Most of you who read Photofocus regularly know I recently switched to micro four thirds cameras. I am more convinced than ever that these cameras perform as well as ANY camera in 95% of the situations where it counts.
While I used to be an advocate for full frame cameras, I changed my mind when I saw the advantages of going small. So to counter all the posts that are out there advocating why you need a full frame camera, here’s why I think you do not.
1. The Low Light Argument
One of the arguments for full-frame cameras is that they offer better low-light performance. They do. But while the “religion of low-light” has caught many of you in its net, the majority of the last 100 years, photographers haven’t been concerned about it. They brought their own light, made light, borrowed light, reflected light, etc.
My flashes, reflectors, hot lights, etc. will work anywhere, with or without power. Since photography is actually about light, I don’t understand the fascination for working without much of it.
2. The Shallower Depth of Field Argument
Right after the religion of low-light, comes the shallow depth-of-field argument. You may not know this, but not every photograph requires shallow depth-of-field. In fact, most do not. But when you want it, you can have it two ways on a mirror less system. Very fast glass, i.e., 75mm (EFL 150MM) f/1.8 is plenty shallow for most situations. And post-processing tools can make an f/22 shot look like it came from a tilt-shift lens.
3. The Lens Flexibility Argument
Some full-frame shooters like using old film camera lenses on their full-frame cameras. They seem to think this is only possible on full-frame. In fact, Micro Four Thirds cameras can easily, quickly and affordably be set to work with almost ANY lens, including lenses that will NOT work on full-frame cameras.
4. The Sharpness Argument
This is the silly one in my opinion. People actually think they can make sharper photos on full-frame lenses. The physics say differently. Sharpness is controlled by MANY factors, lens, pixel depth, pixel size, subject distance, and photographer skill. To think you’ll get sharper photos just because you switch to full-frame cameras is pure horse pucky.
5. The Winder Angles Argument
While it’s true that ultra wide angles like 16mm etc are not available on some non-full-frame cameras, the trade off is that the very crop factor FF proponents rely on here works against them for those who need longer reach. If you’re a wildlife or sports shooter, trading ultra wide angle for longer telephoto reach is a no-brainer. And many of the smaller cameras are able to shoot 24mm un-distorted. We used to think of 35mm lenses as wide when I was a kid so 24 seems pretty wide to me.
6. The Better Build Quality Argument
Sigh. This is plain stupid. Just because a camera is full-frame doesn’t mean it’s built any better than one that is not. Some full-frame cameras have no special waterproofing or dust blocking capability. My Olympus OM-D E-M5 on the other hand does – and it’s no full-frame camera.
7. The Full-Frame Cameras Look Cooler Argument

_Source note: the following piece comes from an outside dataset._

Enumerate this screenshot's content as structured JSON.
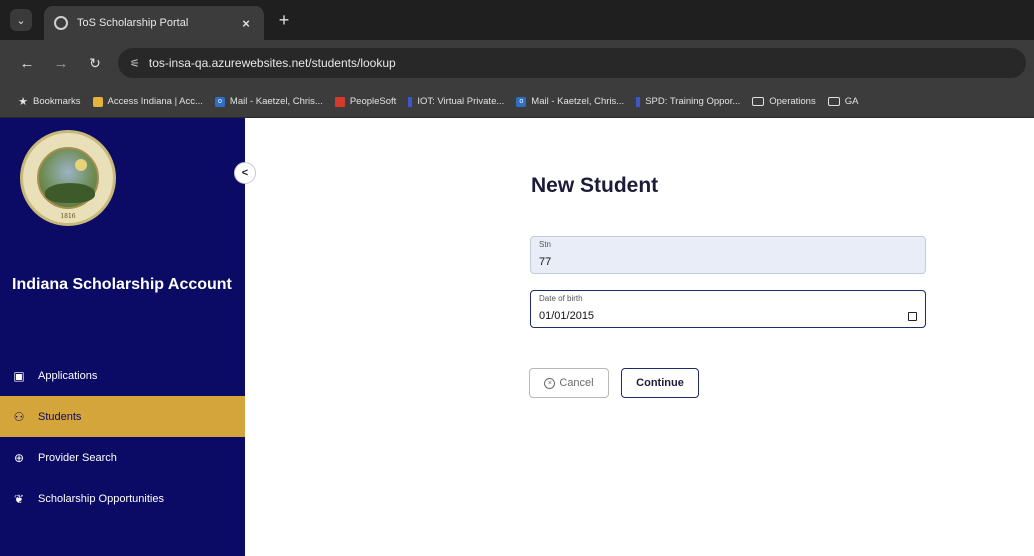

If your photography is so bad that you put more importance on how your camera looks than your images, there is no hope for you. Start learning to garden, fish or whittle – photography isn’t for you.
Latest posts by Scott Bourne (see all)
- A Special Bond – Meeting Up With Photofocus Readers At Photoshop World - July 24, 2016
- The Argument For Using Software To Help You Complete Your Images - July 17, 2016
- Announcing Plotagraph – A Whole New Way Of Creating Dynamic Images - July 13, 2016